Variations of the word ‘fragment’ crop up a lot with Ukrainian imprint FF’Space. The label’s title itself is a flexible acronym, standing for either ‘First Frequency Space’ or ‘Frame Fragmented Space’. Given that each track title is a play on the word ‘fragment’, I would imagine A Hectic Truer, the latest of Yu Miyashita’s LP’s under his Yaporigami guise fits the latter camp. The album sounds like the brooding, estranged cousin of his Hertzian LP and indeed, as the material for A Hectic Truer was written around the same time period back in 2012, this seems plausible.
Deploying characteristically oddball, Raster-Noton like aesthetics, Miyashita has presented an LP which incorporates his interest in processing samples to their outermost limits with dancefloor sensibilities incredibly effectively. Track’s like ‘Fragmentary’ or ‘Fragmenting’ feature limber, cut-stop sampling heavily, subtle glitches and electrical whirrings complementing Miyashita’s crystal clear blasts of sub-bass.
At times Miyashita’s glitch-processing becomes increasingly ferocious. ‘Fragmental’ for example darts between static doused sounds, as if flicking through TV channels at an exceedingly impatient rate. The result is a vaguely familiar of Alva Noto & Anne James-Chaton’s ‘Uni-Acronym’, but tailored for the club.

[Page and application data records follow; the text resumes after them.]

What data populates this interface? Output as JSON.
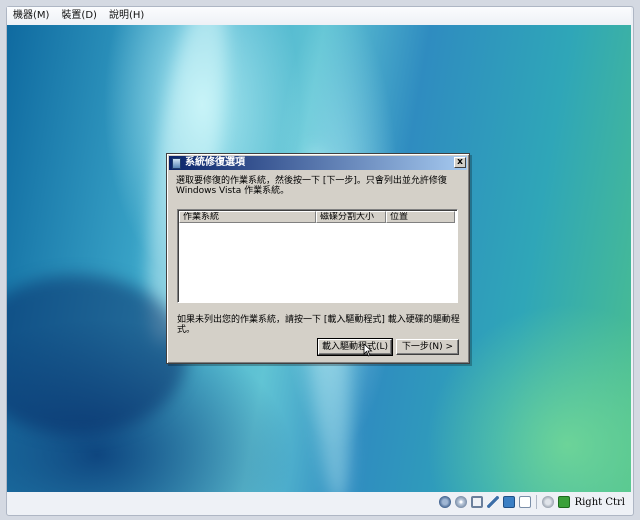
{
  "menubar": {
    "items": [
      {
        "label": "機器(M)"
      },
      {
        "label": "裝置(D)"
      },
      {
        "label": "說明(H)"
      }
    ]
  },
  "dialog": {
    "title": "系統修復選項",
    "close_label": "x",
    "description": "選取要修復的作業系統，然後按一下 [下一步]。只會列出並允許修復 Windows Vista 作業系統。",
    "list": {
      "columns": [
        "作業系統",
        "磁碟分割大小",
        "位置"
      ],
      "rows": []
    },
    "note": "如果未列出您的作業系統，請按一下 [載入驅動程式] 載入硬碟的驅動程式。",
    "buttons": {
      "load_driver": "載入驅動程式(L)",
      "next": "下一步(N) >"
    }
  },
  "statusbar": {
    "icons": [
      "disk-icon",
      "cd-icon",
      "usb-icon",
      "pen-icon",
      "folder-icon",
      "display-icon",
      "record-icon",
      "mouse-integration-icon"
    ],
    "host_key": "Right Ctrl"
  },
  "colors": {
    "titlebar_start": "#0a246a",
    "titlebar_end": "#a6caf0",
    "dialog_bg": "#d4d0c8"
  }
}
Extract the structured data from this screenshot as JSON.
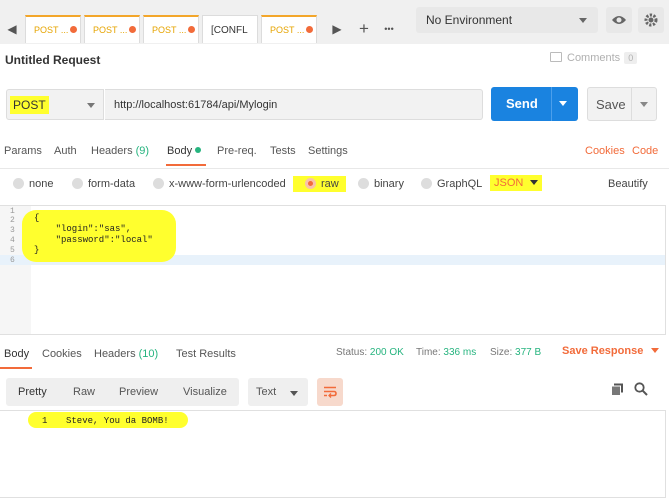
{
  "tabs": [
    {
      "label": "POST",
      "ellipsis": "..."
    },
    {
      "label": "POST",
      "ellipsis": "..."
    },
    {
      "label": "POST",
      "ellipsis": "..."
    },
    {
      "label": "[CONFL"
    },
    {
      "label": "POST",
      "ellipsis": "..."
    }
  ],
  "toolbar": {
    "add": "+",
    "more": "•••"
  },
  "environment": {
    "selected": "No Environment"
  },
  "request": {
    "title": "Untitled Request",
    "comments_label": "Comments",
    "comments_count": "0",
    "method": "POST",
    "url": "http://localhost:61784/api/Mylogin",
    "send_label": "Send",
    "save_label": "Save"
  },
  "request_tabs": {
    "params": "Params",
    "auth": "Auth",
    "headers": "Headers",
    "headers_count": "(9)",
    "body": "Body",
    "prereq": "Pre-req.",
    "tests": "Tests",
    "settings": "Settings",
    "cookies": "Cookies",
    "code": "Code"
  },
  "body_types": {
    "none": "none",
    "form_data": "form-data",
    "urlencoded": "x-www-form-urlencoded",
    "raw": "raw",
    "binary": "binary",
    "graphql": "GraphQL",
    "format": "JSON",
    "beautify": "Beautify",
    "selected": "raw"
  },
  "editor": {
    "line_numbers": [
      "1",
      "2",
      "3",
      "4",
      "5",
      "6"
    ],
    "lines": [
      "",
      "{",
      "    \"login\":\"sas\",",
      "    \"password\":\"local\"",
      "}",
      ""
    ]
  },
  "response_tabs": {
    "body": "Body",
    "cookies": "Cookies",
    "headers": "Headers",
    "headers_count": "(10)",
    "test_results": "Test Results"
  },
  "response_status": {
    "status_label": "Status:",
    "status_value": "200 OK",
    "time_label": "Time:",
    "time_value": "336 ms",
    "size_label": "Size:",
    "size_value": "377 B",
    "save_response": "Save Response"
  },
  "response_view": {
    "pretty": "Pretty",
    "raw": "Raw",
    "preview": "Preview",
    "visualize": "Visualize",
    "format": "Text"
  },
  "response_body": {
    "line_number": "1",
    "text": "Steve, You da BOMB!"
  },
  "colors": {
    "accent": "#f26b3a",
    "send": "#1a83e0",
    "success": "#26b47f",
    "highlight": "#ffff2e"
  }
}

The track snakes mechanically, twitching atmospherics and stumbling kicks dancing around Miyashita’s skeletal vocal sampling.

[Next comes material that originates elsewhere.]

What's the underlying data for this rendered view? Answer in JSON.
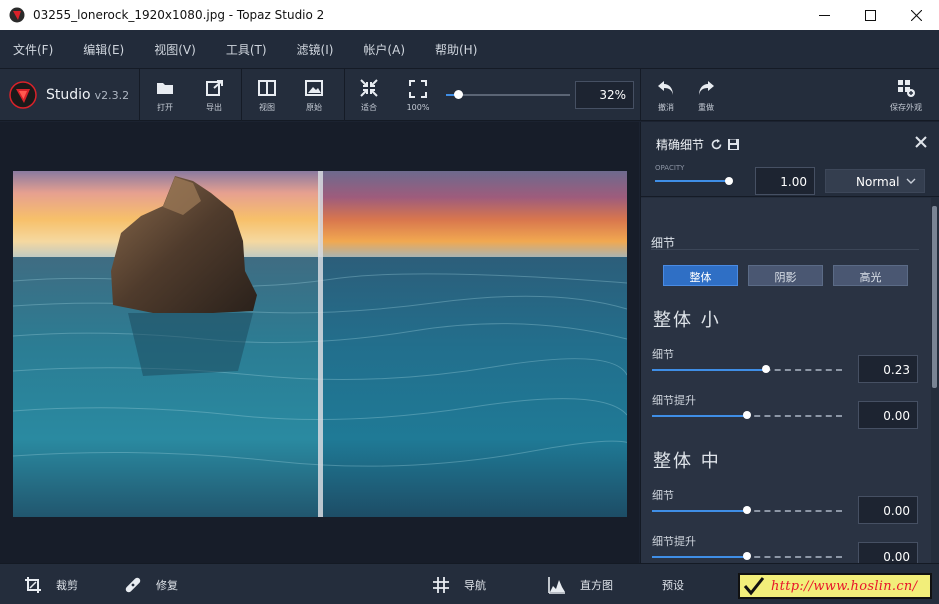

The crossover with Miyashita’s Hertzian material becomes increasingly obvious at given moments. Take the loose slink of ‘Fragment’ or ‘Fragmentarily’s growling motor sounds and shattered glass textures. These are incredibly familiar with the tonal palette used across Hertzian, however rather than feeling reconstituted, the result is to draw Miyashita’s varied works into a framework where sounds are shared and reused as a tasteful nod to his past work.
Where its titles are variations on the same word, sonically the same concept fits across A Hectic Truer. Miyashita maintains a feeling of mechanical efficiency, creeping factory sounds and buoyant low-end providing the framework for each offering. Despite the fact the material was written around time of Hertzian, A Hectic Truer still feels fresh for Miyashita, and as his bank of previous releases attests, its always a pleasure to hear something new.